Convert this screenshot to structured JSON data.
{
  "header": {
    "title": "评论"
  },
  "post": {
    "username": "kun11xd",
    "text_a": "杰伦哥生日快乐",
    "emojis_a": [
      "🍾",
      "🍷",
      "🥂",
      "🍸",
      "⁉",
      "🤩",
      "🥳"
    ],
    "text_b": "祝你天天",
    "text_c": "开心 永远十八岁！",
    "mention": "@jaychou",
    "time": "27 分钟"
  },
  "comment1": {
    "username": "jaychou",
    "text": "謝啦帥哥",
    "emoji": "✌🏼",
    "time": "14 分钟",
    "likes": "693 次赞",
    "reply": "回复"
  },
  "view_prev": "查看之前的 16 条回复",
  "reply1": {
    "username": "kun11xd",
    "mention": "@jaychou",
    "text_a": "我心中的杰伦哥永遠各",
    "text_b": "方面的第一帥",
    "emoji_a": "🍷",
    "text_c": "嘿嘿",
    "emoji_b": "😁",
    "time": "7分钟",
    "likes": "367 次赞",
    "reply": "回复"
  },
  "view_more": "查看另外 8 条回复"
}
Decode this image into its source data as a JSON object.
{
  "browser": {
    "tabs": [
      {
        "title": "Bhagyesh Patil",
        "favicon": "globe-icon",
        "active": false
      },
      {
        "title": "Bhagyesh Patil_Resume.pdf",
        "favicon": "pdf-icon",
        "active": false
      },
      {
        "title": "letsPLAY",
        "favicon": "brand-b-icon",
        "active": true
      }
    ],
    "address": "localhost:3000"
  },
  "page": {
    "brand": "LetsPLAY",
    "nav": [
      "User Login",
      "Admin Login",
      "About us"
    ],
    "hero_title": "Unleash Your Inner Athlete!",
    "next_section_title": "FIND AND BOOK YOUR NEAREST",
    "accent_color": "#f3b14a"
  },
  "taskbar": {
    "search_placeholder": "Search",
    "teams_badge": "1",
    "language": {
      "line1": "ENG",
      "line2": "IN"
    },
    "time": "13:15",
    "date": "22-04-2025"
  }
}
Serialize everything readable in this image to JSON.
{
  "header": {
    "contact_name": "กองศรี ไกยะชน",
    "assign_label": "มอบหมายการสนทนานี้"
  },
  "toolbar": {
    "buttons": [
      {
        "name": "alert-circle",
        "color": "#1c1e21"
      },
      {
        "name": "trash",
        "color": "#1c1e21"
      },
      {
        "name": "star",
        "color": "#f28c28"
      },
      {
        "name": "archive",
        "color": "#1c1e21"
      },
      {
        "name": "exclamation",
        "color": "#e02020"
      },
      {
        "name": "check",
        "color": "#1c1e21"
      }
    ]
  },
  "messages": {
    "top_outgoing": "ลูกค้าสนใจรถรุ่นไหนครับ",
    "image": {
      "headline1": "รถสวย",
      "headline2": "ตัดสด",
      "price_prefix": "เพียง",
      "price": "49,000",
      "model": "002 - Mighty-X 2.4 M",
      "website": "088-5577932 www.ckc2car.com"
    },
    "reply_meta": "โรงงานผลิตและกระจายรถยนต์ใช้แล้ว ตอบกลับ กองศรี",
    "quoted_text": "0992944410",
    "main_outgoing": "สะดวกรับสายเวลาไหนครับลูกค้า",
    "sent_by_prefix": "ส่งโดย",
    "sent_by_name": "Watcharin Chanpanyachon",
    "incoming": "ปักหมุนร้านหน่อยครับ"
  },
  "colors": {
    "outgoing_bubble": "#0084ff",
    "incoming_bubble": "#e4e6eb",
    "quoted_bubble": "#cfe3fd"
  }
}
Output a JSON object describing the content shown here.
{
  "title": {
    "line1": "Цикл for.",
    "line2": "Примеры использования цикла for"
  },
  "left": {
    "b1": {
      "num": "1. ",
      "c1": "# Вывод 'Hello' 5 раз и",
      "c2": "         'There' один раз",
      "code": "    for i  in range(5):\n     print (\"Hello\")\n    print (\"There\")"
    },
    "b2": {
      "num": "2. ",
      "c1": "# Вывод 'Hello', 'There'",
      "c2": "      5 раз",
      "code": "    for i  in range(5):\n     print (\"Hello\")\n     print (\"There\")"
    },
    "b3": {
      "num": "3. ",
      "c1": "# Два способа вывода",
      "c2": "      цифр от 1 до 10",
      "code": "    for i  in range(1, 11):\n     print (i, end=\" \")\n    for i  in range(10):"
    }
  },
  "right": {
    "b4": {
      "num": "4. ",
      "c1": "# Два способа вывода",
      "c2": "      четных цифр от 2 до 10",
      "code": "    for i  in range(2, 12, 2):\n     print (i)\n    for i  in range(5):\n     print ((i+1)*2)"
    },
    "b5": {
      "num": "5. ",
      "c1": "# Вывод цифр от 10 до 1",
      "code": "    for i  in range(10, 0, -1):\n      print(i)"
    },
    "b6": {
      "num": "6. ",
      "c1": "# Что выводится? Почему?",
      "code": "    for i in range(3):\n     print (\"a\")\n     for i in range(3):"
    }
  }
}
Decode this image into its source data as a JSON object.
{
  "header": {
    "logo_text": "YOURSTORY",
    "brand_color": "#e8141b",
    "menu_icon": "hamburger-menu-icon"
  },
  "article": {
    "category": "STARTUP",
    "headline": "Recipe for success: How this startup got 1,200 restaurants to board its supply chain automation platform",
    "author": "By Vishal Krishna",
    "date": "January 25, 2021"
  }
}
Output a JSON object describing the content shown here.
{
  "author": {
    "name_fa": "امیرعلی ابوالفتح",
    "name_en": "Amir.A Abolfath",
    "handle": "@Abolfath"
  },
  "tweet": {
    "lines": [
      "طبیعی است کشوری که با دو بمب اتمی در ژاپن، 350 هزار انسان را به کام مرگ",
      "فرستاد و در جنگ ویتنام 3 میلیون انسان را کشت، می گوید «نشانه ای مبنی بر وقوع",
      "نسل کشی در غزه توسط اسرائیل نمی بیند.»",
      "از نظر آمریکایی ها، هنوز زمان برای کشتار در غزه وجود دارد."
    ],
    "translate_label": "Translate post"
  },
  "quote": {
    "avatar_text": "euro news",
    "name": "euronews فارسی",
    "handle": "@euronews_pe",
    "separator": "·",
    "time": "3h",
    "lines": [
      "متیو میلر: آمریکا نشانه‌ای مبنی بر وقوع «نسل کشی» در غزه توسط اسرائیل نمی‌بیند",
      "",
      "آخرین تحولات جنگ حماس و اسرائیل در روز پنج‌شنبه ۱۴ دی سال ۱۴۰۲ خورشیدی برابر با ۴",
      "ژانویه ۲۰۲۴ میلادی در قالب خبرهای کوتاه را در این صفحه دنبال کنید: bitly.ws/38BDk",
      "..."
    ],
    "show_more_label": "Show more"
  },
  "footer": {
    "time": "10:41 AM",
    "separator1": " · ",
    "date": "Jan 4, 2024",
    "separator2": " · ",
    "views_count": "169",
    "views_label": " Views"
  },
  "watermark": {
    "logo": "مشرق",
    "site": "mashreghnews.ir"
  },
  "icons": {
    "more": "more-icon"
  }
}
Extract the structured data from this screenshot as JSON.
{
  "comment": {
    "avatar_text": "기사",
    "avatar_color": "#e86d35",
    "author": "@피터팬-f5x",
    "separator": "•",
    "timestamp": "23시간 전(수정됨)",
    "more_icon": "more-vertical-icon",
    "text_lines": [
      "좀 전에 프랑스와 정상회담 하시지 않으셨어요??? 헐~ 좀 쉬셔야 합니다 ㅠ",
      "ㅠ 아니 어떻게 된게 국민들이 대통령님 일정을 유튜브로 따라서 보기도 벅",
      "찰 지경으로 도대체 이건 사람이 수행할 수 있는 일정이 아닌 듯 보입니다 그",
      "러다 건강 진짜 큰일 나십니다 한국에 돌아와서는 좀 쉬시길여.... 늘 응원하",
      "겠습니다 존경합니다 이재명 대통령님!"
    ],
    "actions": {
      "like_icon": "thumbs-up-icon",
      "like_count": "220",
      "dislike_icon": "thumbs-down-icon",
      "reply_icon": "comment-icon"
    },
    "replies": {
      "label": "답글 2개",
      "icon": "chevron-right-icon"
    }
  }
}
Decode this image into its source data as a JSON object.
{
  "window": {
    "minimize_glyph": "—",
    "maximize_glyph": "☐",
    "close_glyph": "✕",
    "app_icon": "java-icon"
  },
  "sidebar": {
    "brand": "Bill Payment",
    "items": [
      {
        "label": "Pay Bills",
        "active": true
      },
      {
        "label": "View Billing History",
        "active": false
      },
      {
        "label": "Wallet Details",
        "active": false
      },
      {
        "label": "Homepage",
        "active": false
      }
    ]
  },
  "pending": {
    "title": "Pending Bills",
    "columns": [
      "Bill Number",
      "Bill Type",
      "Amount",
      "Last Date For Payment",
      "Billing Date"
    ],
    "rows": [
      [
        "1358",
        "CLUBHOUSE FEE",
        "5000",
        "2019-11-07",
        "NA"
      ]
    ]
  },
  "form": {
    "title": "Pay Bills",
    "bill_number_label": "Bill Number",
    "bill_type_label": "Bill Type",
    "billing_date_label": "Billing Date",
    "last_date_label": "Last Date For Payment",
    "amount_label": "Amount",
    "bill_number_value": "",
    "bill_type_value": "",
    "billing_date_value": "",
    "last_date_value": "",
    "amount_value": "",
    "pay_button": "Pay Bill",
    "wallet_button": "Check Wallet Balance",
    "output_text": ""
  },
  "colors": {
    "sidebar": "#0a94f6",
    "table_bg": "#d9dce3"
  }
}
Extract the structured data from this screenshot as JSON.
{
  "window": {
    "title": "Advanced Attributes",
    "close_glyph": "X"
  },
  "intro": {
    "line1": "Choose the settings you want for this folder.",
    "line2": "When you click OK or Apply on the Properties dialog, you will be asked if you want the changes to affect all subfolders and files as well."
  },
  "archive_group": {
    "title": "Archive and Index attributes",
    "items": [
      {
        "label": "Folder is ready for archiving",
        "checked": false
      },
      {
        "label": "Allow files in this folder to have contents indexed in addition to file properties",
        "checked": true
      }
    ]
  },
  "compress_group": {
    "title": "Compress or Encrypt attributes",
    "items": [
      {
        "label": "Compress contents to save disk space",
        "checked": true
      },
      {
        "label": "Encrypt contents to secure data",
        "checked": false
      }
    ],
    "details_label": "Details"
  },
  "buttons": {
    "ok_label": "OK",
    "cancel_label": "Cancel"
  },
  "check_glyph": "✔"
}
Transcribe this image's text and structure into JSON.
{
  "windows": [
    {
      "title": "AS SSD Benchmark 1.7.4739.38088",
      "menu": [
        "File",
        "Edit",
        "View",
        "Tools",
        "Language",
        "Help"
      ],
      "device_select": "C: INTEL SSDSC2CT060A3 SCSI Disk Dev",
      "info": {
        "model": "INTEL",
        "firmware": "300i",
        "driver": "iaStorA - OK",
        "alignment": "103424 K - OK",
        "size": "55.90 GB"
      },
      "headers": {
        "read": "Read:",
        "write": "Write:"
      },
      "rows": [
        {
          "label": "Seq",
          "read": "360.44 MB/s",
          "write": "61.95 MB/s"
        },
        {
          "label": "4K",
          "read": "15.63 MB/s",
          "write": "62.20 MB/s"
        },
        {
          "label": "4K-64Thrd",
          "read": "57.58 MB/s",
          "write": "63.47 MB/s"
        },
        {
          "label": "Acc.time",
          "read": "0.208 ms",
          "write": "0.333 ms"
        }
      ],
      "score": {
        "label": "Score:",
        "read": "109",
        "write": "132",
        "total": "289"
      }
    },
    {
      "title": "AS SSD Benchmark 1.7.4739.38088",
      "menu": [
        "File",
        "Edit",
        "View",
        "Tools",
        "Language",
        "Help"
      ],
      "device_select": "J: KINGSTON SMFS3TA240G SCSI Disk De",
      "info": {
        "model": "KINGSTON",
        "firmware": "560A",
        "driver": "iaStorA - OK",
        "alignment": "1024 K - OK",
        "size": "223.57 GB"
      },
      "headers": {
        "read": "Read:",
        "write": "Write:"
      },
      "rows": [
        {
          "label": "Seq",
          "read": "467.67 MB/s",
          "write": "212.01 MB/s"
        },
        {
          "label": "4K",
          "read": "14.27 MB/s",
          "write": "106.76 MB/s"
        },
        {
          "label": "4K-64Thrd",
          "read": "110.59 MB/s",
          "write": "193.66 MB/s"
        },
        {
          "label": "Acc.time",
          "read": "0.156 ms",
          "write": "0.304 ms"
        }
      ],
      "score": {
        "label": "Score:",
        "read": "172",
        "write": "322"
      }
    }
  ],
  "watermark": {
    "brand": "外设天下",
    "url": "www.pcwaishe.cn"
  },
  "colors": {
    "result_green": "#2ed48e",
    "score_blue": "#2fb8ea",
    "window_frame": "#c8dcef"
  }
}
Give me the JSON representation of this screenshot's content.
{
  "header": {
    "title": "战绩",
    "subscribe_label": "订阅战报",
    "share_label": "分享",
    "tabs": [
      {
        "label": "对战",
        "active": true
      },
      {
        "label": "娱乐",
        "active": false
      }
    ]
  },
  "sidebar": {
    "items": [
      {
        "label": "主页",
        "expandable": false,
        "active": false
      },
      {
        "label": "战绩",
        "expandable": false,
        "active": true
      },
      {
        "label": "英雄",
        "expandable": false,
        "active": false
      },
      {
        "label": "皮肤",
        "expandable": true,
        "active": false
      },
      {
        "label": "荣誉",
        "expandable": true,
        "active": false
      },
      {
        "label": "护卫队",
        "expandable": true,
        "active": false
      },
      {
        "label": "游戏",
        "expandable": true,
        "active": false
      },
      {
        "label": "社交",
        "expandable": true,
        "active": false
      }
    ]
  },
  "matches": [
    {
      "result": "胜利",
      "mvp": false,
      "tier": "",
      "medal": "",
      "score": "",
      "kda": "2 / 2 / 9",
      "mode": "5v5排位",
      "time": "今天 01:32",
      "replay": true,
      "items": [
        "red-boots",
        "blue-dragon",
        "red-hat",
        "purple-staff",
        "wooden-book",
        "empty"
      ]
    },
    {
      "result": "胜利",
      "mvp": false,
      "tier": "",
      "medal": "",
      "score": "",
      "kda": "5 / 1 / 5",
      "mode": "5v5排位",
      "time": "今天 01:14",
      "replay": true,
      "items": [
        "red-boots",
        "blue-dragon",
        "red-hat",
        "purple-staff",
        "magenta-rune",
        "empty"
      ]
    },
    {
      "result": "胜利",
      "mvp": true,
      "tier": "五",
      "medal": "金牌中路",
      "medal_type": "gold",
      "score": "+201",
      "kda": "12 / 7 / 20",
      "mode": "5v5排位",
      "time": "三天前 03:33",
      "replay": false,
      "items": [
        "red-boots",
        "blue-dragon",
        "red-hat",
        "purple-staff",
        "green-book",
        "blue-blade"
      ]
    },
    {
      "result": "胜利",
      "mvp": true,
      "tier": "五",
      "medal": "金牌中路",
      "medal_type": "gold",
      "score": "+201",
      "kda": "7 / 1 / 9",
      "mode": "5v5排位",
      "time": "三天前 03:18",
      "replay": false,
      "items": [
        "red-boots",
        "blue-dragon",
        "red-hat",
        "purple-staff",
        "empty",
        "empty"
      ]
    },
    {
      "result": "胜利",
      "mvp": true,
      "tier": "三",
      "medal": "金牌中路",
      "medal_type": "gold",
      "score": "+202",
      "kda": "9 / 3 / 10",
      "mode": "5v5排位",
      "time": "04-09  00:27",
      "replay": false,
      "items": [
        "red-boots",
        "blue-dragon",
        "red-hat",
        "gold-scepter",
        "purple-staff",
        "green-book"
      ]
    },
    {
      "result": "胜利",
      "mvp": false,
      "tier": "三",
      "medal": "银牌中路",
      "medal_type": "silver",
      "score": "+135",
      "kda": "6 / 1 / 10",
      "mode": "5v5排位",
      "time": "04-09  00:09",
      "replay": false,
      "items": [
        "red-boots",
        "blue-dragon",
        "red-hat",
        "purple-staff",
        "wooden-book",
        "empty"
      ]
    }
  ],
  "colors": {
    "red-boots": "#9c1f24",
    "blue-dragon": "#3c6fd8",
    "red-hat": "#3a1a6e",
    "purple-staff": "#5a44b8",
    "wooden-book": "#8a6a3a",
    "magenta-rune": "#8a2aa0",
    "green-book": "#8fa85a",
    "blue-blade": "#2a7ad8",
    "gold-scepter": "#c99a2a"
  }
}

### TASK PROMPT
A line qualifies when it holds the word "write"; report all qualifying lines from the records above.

### REPLY TO THE EXERCISE
        "write": "Write:"
          "write": "61.95 MB/s"
          "write": "62.20 MB/s"
          "write": "63.47 MB/s"
          "write": "0.333 ms"
        "write": "132",
        "write": "Write:"
          "write": "212.01 MB/s"
          "write": "106.76 MB/s"
          "write": "193.66 MB/s"
          "write": "0.304 ms"
        "write": "322"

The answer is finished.